It is common to lend your car to a friend or a neighbor if their vehicle is unavailable. Most drivers do not think much about insurance when participating in these friendly transactions. But if a borrowed car is involved in an accident, insurance coverage becomes important.
How Does Insurance Work If Someone Has Borrowed Your Car?
Insurance coverage works differently if the car owner was not driving the car involved in an accident. A person does not need to be named in the auto insurance policy for the coverage to be effective. Most car insurance policies cover the car, and the driver’s own insurance plan defines the inclusions and exclusions on how the vehicle and driver are covered.
It is critical to note that car insurance coverage for comprehensive damages and collision goes with the car. The car owner’s insurance will mostly cover the cost of repairs if the driver using the vehicle had the owner’s permission to operate the car. In most cases, if the car owner’s family is using the car, it is assumed that they have permission to use the car regardless of if they are named in the policy terms. However, if the person using the car did not have permission to operate it, the insurance may not cover for damages. Besides, the state in which the car is registered and the conditions that led to the accident will be considered when insurance coverage is sought.
What is the Extent of Liability Coverage?
Liability coverage acts differently compared to collision and comprehensive coverage. It goes with the driver instead of the car. The driver’s own insurance policy will usually provide liability coverage to all the eligible vehicles used by the driver. The most common exclusion for liability coverage is when the car is not deemed a private passenger car or if the car operated by the driver is not driven as a replacement of the eligible vehicles. It is recommended to review your applicable insurance policy’s specific terms and conditions to determine what your insurance company provides liability coverage.
What Happens If There Is No Available Insurance Coverage?
In a scenario where there is an accident, and there is no applicable insurance policy, you are eligible to sue both the driver and the vehicle owner to recover compensation for your medical expenses and damages. Similarly, the opposite party can sue you directly if you or your car are found in an accident without insurance coverage. Hence, it is always recommended to carry uninsured and underinsured motorist coverage.
How Can a Car Accident Attorney Help You?
The language used in insurance policies is usually confusing and hard to decipher.

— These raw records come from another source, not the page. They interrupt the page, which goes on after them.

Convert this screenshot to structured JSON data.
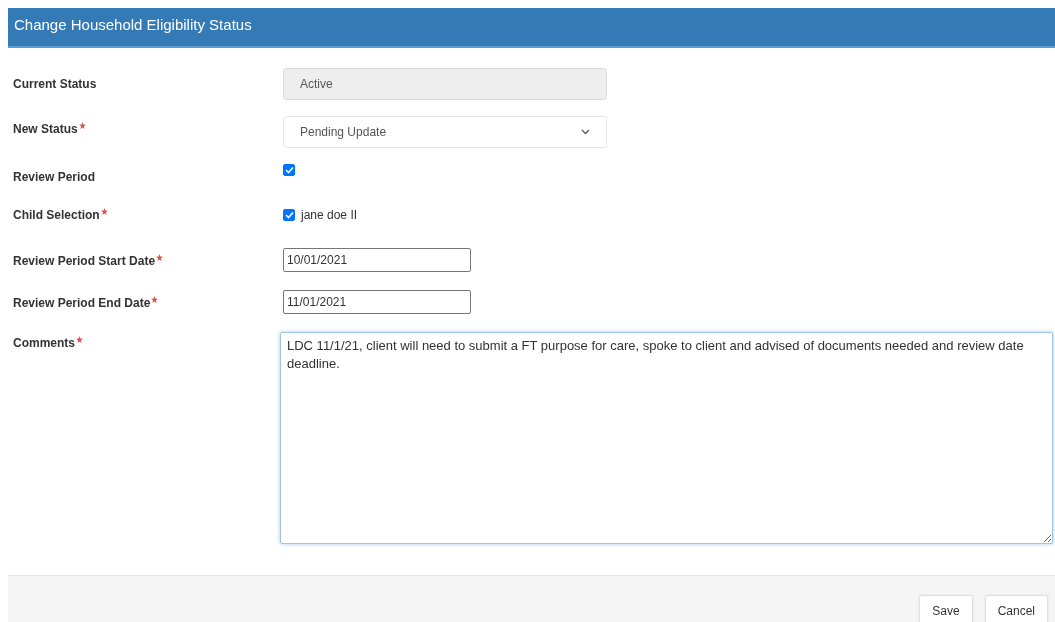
{
  "dialog": {
    "title": "Change Household Eligibility Status"
  },
  "fields": [
    {
      "kind": "readonly",
      "label": "Current Status",
      "required": false,
      "value": "Active"
    },
    {
      "kind": "select",
      "label": "New Status",
      "required": true,
      "value": "Pending Update"
    },
    {
      "kind": "checkbox",
      "label": "Review Period",
      "required": false,
      "checked": true
    },
    {
      "kind": "checkbox",
      "label": "Child Selection",
      "required": true,
      "checked": true,
      "option": "jane doe II"
    },
    {
      "kind": "date",
      "label": "Review Period Start Date",
      "required": true,
      "value": "10/01/2021"
    },
    {
      "kind": "date",
      "label": "Review Period End Date",
      "required": true,
      "value": "11/01/2021"
    },
    {
      "kind": "textarea",
      "label": "Comments",
      "required": true,
      "value": "LDC 11/1/21, client will need to submit a FT purpose for care, spoke to client and advised of documents needed and review date deadline."
    }
  ],
  "buttons": [
    "Save",
    "Cancel"
  ]
}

This makes it imperative to hire a car accident lawyer if you or your car is involved in a crash. A knowledgeable and experienced attorney will provide you with the proper information to protect you and the person you allowed to drive your car. A skilled lawyer will objectively advocate for your case and ensure that you receive the largest possible compensation for your damages and injures available under the insurance policies. Luckily, the lawyers at Ellis Injury Law have provided some additional information for anyone who needs help navigating this insurance nightmare on their website here: https://ellisinjurylaw.com/los-angeles-car-accident-lawyers/can-someone-drive-your-car-if-they-are-not-on-your-insurance/